Quiet Title - Posted by John

Posted by Irwin on November 04, 1998 at 06:21:56:

The QT action, as John explains, is a Court adjudication (fancy word for judgment) that the tax sale buyer has obtained title to the property that is superior to all other claims, liens, etc… including those of the former owners, mortgage holders etc…(except U.S. tax liens). The reason for QT is that there are so many loopholes in most tax sale statutes (that can result in a void sale) that title insurance companies won’t insure title to a tax sale purchaser until QT is completed. So, be sure that you are going to get a clear title policy before you close and pay the purchse price.
Also, be aware that QT is a lawsuit that can be contested (by the former owner or lenders) and dragged out in court.

Quiet Title - Posted by John

Posted by John on November 03, 1998 at 07:44:34:

I have inquired on a property that was bought at a tax sale. I Made an offer that they accepted, but I told them that I wanted to make sure there were no clouds on the title, they said that they were applying for a quiet title, could someone please tell me if this is a real type of title and what it means.

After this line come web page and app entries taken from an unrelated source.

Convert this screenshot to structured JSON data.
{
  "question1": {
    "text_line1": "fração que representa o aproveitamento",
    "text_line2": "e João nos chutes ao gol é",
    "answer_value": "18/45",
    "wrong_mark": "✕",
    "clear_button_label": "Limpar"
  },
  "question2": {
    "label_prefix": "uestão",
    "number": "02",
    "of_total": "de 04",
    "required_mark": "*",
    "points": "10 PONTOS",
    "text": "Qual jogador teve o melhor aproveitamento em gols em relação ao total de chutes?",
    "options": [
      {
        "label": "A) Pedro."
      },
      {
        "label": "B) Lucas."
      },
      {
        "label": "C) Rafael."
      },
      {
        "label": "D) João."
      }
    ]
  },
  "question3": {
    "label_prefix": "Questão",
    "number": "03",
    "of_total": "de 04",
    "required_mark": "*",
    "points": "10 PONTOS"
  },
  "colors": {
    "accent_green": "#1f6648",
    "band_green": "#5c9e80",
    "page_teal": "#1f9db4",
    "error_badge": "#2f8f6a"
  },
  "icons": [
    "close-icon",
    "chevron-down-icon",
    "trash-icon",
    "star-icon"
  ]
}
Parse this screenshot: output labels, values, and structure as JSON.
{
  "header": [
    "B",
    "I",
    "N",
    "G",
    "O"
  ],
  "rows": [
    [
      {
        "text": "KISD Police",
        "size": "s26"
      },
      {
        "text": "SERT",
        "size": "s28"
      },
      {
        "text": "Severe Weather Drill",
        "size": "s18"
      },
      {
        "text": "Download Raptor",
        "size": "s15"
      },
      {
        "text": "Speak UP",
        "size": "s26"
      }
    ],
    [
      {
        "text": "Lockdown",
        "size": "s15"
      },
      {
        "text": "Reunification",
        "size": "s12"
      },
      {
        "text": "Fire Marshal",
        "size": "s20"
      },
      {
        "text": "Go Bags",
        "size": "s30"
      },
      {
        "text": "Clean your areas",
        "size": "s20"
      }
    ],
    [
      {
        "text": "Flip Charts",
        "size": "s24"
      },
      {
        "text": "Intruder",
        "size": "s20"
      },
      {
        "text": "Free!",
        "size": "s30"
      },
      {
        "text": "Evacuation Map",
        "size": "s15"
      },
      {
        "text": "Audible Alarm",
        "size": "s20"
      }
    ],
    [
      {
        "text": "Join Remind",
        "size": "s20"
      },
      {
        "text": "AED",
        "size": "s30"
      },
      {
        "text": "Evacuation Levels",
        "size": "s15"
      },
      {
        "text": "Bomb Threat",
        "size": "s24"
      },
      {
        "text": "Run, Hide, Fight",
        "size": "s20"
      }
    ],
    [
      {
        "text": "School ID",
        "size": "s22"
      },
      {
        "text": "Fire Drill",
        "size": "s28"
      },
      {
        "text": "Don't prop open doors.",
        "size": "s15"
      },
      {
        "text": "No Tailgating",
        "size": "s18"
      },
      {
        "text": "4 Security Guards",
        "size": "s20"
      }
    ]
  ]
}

Thanx John

Re: Quiet Title - Posted by Kevin(OK)

Posted by Kevin(OK) on November 04, 1998 at 23:05:00:

I recently did a deal where the heirs of a lady who owned a house did not have the cash (or the desire) to go through probate. We paid the three heirs $500 each to sign quit claim deeds. We then did a quite title, which basically sues the homeowner(s) for title to the house. Since there are no owners, we get the house. Actually, we bought this house after the sheriffs sale, but that is another story.


Quiet Title Action - Posted by John Behle

Posted by John Behle on November 03, 1998 at 09:58:30:

A “Quiet Title Action” isn’t a form of title, it is a court process to “quiet” the title - to remove problems and make a ruling as to the title. It is a matter of having a judge rule on the status of the title or remove “clouds” from the title. A cloud is some kind of interest that prevents someone holding clear title. A quiet title action can then result in clearing up the title for the owner.

Any title problem - Posted by John Behle

Posted by John Behle on November 04, 1998 at 12:08:07:

A quiet title action is used to clear up any problems with the title, not just regarding tax sales. For example, let’s say you pay off a loan and the Beneficiary cannot be found or will not co-operate with signing a “Release of Lien” or “Satisifaction of Mortgage”. A QTA could clear it up.

If an easement is abandoned and you want to remove it, a QCT could be used. We have a situation right now where a property we bought has a fence that has been “mis-placed” for over 20 years. According to adverse possession laws, the property rights have been established - no matter who holds deeds or pays taxes. A neighbor is trying to get control of a piece of ground that runs through our property, while a previous owner has a piece that runs through his property. A “Fence Line Boundary Agreement” will clear it up, but if one or all of the 4 affected parties refused to sign, a quiet title action would be needed and would be a simple matter in this case.